▸ EXERCISE DESCRIPTION
Every line containing the word "gusta" must be pulled from the records.

▸ MATERIAL FOR THIS TASK
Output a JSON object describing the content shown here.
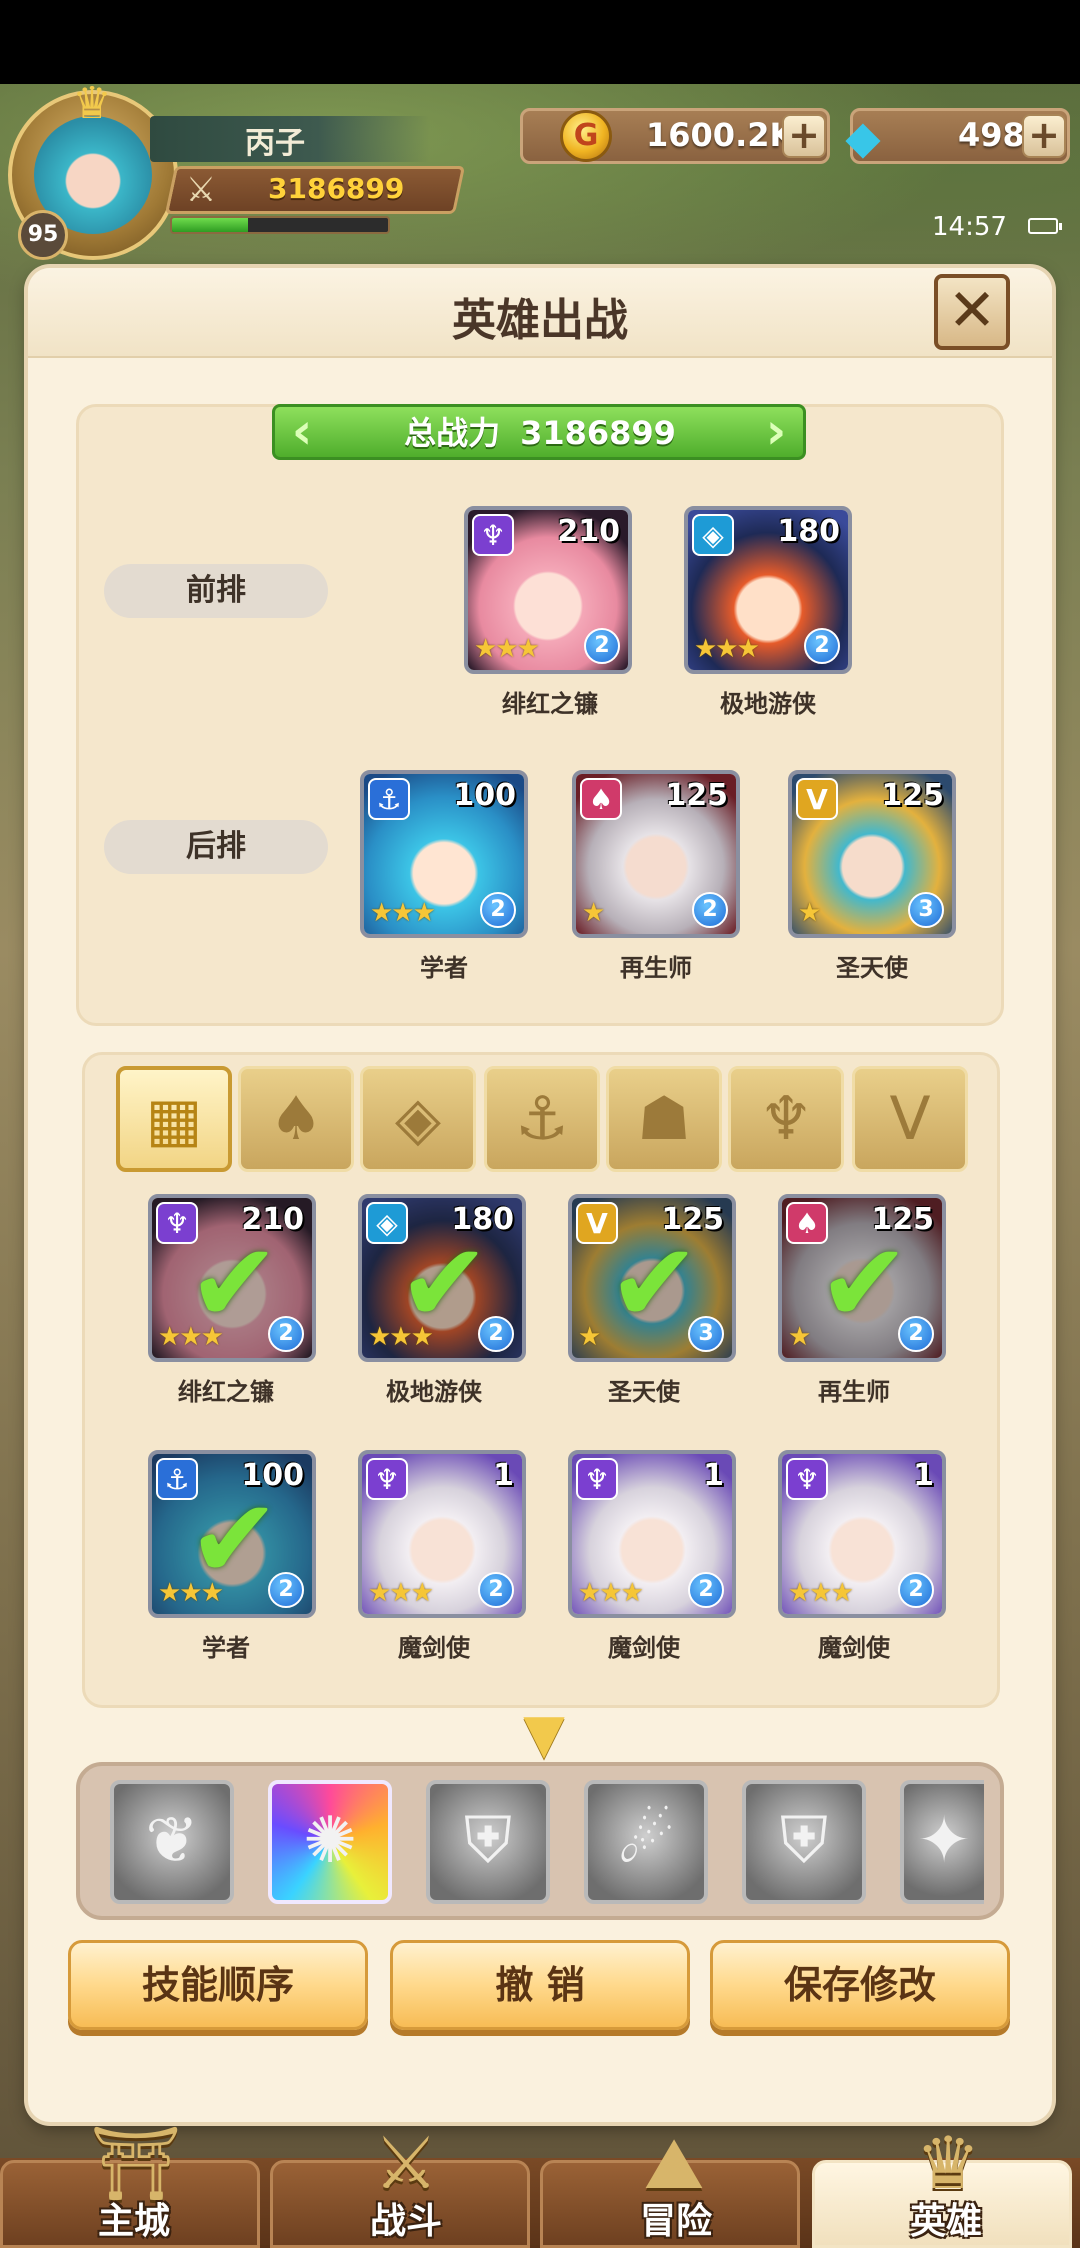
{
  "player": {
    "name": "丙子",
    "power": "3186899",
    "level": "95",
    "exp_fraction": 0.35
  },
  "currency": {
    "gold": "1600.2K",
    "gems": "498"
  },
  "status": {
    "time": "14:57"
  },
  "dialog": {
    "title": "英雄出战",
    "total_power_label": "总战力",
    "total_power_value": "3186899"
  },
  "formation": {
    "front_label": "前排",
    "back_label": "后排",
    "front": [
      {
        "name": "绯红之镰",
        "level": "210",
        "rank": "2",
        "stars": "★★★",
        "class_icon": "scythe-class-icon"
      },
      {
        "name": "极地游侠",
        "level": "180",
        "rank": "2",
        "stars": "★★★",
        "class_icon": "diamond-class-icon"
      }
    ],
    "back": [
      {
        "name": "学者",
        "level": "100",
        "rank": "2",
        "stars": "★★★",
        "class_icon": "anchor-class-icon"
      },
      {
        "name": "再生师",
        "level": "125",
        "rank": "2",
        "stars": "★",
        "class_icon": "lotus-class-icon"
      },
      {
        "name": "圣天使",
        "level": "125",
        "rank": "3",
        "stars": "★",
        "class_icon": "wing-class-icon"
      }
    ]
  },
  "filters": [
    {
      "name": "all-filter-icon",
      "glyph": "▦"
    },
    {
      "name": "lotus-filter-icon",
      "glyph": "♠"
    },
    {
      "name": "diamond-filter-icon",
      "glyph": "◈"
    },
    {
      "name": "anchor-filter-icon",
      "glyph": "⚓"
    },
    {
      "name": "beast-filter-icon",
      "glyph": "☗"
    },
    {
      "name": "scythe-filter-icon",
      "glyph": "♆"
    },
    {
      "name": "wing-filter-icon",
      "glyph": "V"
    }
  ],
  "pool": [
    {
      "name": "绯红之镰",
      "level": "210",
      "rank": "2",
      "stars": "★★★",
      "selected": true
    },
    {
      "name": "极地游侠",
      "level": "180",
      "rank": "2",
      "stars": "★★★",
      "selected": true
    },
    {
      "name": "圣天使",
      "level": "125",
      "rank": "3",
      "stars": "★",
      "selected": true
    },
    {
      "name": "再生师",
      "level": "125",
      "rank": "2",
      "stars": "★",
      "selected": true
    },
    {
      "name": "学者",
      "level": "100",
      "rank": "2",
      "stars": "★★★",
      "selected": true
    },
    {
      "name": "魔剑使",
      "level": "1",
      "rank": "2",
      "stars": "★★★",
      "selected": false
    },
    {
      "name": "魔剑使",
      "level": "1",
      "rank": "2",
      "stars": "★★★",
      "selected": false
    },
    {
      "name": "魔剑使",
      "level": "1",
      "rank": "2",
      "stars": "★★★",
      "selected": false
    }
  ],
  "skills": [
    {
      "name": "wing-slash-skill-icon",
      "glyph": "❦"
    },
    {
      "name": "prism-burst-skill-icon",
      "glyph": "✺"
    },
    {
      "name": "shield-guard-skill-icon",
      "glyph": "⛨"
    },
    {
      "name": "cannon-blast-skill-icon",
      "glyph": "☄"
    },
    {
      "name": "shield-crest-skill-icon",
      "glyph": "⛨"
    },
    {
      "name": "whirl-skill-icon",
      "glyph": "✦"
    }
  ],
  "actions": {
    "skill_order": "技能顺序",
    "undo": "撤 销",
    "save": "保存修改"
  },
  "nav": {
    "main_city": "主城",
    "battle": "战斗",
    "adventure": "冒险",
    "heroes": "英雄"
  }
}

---

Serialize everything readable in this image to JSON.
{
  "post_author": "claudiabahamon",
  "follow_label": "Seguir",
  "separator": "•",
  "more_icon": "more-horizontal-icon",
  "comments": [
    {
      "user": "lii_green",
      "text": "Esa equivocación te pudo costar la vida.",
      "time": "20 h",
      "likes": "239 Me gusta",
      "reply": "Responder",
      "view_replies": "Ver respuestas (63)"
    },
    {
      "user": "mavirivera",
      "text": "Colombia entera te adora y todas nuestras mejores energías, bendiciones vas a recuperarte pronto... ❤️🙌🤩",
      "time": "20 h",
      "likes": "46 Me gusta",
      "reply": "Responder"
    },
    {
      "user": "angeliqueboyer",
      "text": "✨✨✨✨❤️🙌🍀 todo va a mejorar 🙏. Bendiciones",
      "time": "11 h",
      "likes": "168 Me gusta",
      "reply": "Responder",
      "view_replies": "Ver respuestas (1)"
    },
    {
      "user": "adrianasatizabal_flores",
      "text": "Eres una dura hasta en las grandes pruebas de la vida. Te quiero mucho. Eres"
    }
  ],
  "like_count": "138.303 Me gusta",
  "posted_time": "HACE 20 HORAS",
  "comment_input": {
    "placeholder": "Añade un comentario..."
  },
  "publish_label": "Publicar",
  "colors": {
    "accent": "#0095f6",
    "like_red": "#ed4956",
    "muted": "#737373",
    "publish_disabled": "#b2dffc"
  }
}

▸ SOLUTION TO THIS TASK
      "likes": "239 Me gusta",
      "likes": "46 Me gusta",
      "likes": "168 Me gusta",
  "like_count": "138.303 Me gusta",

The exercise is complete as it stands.